How will you reveal your setting to the reader? You don’t have to give them everything, only the important things. Most people don’t pay attention to trappings that don’t affect them directly. And if you don’t show them everything, they’ll fill in the rest.
If you want to adopt a sort of omniscient view, you can describe the setting in general terms and then zoom in, as in a film. Or, and this is more fun, you can show your setting in the character’s point of view and reactions rather than tell the reader about it. Let the reader infer. Here’s an example–the opening to a story. See if you can guess where the person is:
Helen turned away from the clock and reclaimed her seat on the bench. The checkered tile floor at her feet wavered and blurred like bits of glass in a kaleidoscope, seen through a lens of tears. The inside of her nose prickled at the sharp odor drifting upward from its shiny surface.

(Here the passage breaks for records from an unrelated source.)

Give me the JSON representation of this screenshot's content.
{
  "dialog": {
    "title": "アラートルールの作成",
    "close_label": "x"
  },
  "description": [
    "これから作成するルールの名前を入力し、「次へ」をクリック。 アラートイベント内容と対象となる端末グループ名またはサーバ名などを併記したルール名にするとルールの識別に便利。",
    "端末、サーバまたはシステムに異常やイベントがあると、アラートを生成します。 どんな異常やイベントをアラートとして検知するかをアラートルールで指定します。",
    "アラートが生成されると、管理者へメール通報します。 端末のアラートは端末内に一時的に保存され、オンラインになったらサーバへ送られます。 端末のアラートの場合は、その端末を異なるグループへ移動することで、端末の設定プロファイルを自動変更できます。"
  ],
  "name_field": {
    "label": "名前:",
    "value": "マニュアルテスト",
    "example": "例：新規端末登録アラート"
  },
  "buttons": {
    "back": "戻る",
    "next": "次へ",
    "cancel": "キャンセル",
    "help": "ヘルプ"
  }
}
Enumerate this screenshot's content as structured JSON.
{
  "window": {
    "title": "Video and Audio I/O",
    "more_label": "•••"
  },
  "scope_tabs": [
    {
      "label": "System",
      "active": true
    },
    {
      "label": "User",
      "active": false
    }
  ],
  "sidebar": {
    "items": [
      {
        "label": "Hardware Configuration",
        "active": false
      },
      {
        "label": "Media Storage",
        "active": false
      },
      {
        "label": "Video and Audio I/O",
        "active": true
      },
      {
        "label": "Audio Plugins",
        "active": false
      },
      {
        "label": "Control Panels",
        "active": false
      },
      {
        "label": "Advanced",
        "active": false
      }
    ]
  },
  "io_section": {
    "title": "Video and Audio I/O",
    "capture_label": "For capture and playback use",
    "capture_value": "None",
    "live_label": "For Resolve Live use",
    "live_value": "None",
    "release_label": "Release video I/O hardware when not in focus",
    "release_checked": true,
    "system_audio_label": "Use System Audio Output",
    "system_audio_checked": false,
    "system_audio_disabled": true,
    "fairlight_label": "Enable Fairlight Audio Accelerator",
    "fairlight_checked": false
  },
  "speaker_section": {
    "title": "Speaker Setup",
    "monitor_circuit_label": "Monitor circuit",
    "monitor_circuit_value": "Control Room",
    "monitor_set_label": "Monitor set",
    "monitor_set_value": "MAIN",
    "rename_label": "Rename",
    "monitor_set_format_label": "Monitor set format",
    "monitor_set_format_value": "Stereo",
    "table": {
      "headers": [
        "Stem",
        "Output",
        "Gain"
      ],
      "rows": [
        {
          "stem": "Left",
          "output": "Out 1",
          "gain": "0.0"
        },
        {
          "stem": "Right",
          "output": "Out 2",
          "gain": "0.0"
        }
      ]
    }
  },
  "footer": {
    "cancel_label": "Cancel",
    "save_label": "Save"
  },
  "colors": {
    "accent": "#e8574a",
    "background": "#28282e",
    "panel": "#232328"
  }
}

Sounds jangled around her in a jumbled cacophony: rubber squeaking on the tile, a metallic clatter, voices strained in hushed anxiety, the blaring crackle of a loudspeaker high on the dingy yellow wall, the faint warble of a siren, and somewhere far off, a scream. Her knobbly fingers slid restlessly over the smooth wooden beads of her rosary and she wondered when the news would come, if the next shriek would be hers.
Did you guess yet? You should be able to tell what Helen is doing and where she is though I never actually say, if I’m any kind of writer at all. (Shhh; let me maintain my delusion at least through the rest of this post!)
Helen’s reactions and the details of her surroundings will clue your reader in. Make certain that the details of your setting have a purpose.
Dingy yellow wall; anxious voices; a scream. This is not a pleasant place, nor is it one where Helen wants to be.
Objects in the room the characters will use
Helen’s rosary; a bench; the tile on which she may collapse if the news isn’t good.
Objects or furnishings that reveal character (what kind of person makes use of this space?)
A siren; a loudspeaker; the bench; a stinky but clean floor; rubber-soled shoes that squeak on it.
A more complete description at the outset indicates a setting we will return to later. When people pass through a place, especially when they’re in a hurry, they don’t notice details. Make sure if they do that there is a reason for that particular detail, and that your character’s traits and state of mind would allow him to see it.
For example, a terrified person trying to escape a monster in a forest might run right past a spring when he becomes hopelessly lost. A gunslinger, trained to observe and make use of his surroundings, would see the spring and note it even as he ran, though he would probably be pursuing the monster rather than fleeing it. He might return to it later to fill his waterskin before he continued on his quest.
Many writers tend to describe things by sight; it makes sense, since it’s the primary human sense, the one we use most. But the world has other elements and if you use them, you’ll make your setting much more vivid. Use the five senses to acquaint readers with your world.
We have a sixth sense—our intuition—that gives us the ability to make instantaneous judgments from an amalgam of sensory input. Have you ever, while driving, knew without knowing how you knew that the person in front of you was going to turn? Or walked in on an argument, and though you heard nothing, the room had a sort of tension?
These cues provide valuable information that can help your reader enter your world. Use all of them. But do it sparingly. Your reader should form the picture inside his own head. One limitation of film is that the viewer can see everything, but in only one way–the way the director has decided it will look. In prose, you have endless possibilities, limited only by your reader’s imagination.